Benchmark Returns for the Period Ended June 2016

Quarter 1 Year 5 Year 10 Year
US Treasury Bills (one month) 0.04% 0.10% 0.04% 0.91%
Barclays Capital US Gov’t/Credit Inter Bond 1.59% 4.33% 2.90% 4.48%
Standard & Poor’s 500 2.46% 3.99% 12.10% 7.42%
Russell 1000 Value (large cap value) 4.58% 2.86% 11.35% 6.13%
Russell 2000 (small cap) 3.79% -6.73% 8.35% 6.20%
Morgan Stanley Europe, Australia and Far East (EAFE) -1.46% -3.67% 4.84% 3.57%
Wilshire REIT 5.60% 22.82% 12.48% 6.99%

Quarterly Commentary

The US economy showed signs of regaining momentum during the second quarter. GDP had a noticeable step-up with a Fed estimate of 2.6% growth annualized. Retail sales and home sales also saw an increase in April and May. Fed comments indicated the economy’s long-term growth potential remains favorable. However, global considerations, previous quarter employment gains, weak productivity growth, and sluggish inflation have prompted the Fed to adopt a more cautious stance regarding interest rates.

The “Brexit” vote took many people by surprise. In the days leading up to the vote, investors seemed very confident in the outcome and pushed equity prices near record highs, only to be sideswiped the following day as global markets plummeted. The Dow and S&P 500 experienced their worst one-day loss since August 2015, and declined 3.39% and 3.59% respectively. This was the Dow’s eighth-largest point loss ever. However, the U.K. accounts for less than 3% of the revenue for S&P 500 companies and less than 4% of U.S. exports and imports, so the overall long-term effects on the U.S. are likely to be small.

Despite persistent volatility, domestic equities managed to post gains for the quarter. The Dow and S&P 500 partially recovered from their Brexit dip, gaining 2.53% and 2.46% respectively. REITs continued their strong performance with a positive return of 5.6%. Domestic Large Value stocks showed solid performance with the Russell 1000 Value Index posting a 4.58% gain. Small Cap stocks closed out the quarter with gains of 3.79% as represented by the Russell 2000 index. The yield on the 10-year Treasury note continued its downward trend and finished the quarter at 1.51%.

Emerging markets were able to uphold last quarter’s robust performance with the MSCI Emerging Markets Index gaining 0.66%. However, other international markets represented by the EAFE index did not fare as well, posting a loss of 1.46%.

There is always something causing uncertainty in equity investing and this quarter was no exception. Trying to consistently predict these events and how markets will react is historically a losing proposition. The Brits have a famous saying that can be applied to long-term investing, “Keep calm and carry on.”

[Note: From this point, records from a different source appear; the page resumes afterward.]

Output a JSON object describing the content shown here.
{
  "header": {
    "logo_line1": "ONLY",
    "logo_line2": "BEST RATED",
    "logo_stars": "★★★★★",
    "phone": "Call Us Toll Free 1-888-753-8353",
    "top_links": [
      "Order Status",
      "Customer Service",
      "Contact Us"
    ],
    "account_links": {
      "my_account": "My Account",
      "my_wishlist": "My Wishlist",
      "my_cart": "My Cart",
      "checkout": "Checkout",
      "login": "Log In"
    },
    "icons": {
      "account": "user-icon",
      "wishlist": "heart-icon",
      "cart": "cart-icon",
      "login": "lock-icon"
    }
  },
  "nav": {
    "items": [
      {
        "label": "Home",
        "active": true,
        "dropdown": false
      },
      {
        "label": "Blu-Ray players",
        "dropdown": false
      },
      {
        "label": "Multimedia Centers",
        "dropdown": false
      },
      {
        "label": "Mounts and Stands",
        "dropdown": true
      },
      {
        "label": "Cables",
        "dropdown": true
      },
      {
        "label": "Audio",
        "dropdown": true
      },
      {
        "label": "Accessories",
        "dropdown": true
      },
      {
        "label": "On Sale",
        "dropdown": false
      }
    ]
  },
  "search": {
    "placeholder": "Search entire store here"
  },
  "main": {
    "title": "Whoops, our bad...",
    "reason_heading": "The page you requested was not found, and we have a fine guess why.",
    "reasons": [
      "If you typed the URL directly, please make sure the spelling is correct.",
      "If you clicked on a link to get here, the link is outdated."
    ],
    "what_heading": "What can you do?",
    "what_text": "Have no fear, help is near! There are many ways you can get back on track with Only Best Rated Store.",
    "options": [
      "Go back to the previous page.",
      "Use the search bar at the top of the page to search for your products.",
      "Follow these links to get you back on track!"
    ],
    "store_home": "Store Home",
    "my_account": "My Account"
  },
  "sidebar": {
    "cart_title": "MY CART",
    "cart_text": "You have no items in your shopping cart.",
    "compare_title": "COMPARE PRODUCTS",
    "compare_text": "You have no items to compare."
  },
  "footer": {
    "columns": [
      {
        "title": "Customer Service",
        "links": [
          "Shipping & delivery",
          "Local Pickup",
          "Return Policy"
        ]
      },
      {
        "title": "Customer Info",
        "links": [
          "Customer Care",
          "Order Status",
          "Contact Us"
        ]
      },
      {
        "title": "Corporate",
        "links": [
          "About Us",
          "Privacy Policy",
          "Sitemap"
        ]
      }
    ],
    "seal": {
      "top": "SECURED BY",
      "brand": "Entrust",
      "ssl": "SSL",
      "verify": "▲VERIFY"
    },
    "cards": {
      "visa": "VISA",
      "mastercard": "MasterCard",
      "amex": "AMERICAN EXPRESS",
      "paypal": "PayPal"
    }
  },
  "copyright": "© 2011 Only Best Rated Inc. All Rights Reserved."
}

PAST PERFORMANCE IS NO GUARANTEE OF FUTURE RESULTS. Indices are not available for direct investment; therefore their performance does not reflect the expenses associated with the management of an actual portfolio. The index returns above assume reinvestment of all distributions. This information is for educational purposes only and should not be considered investment advice or an offer of any security for sale.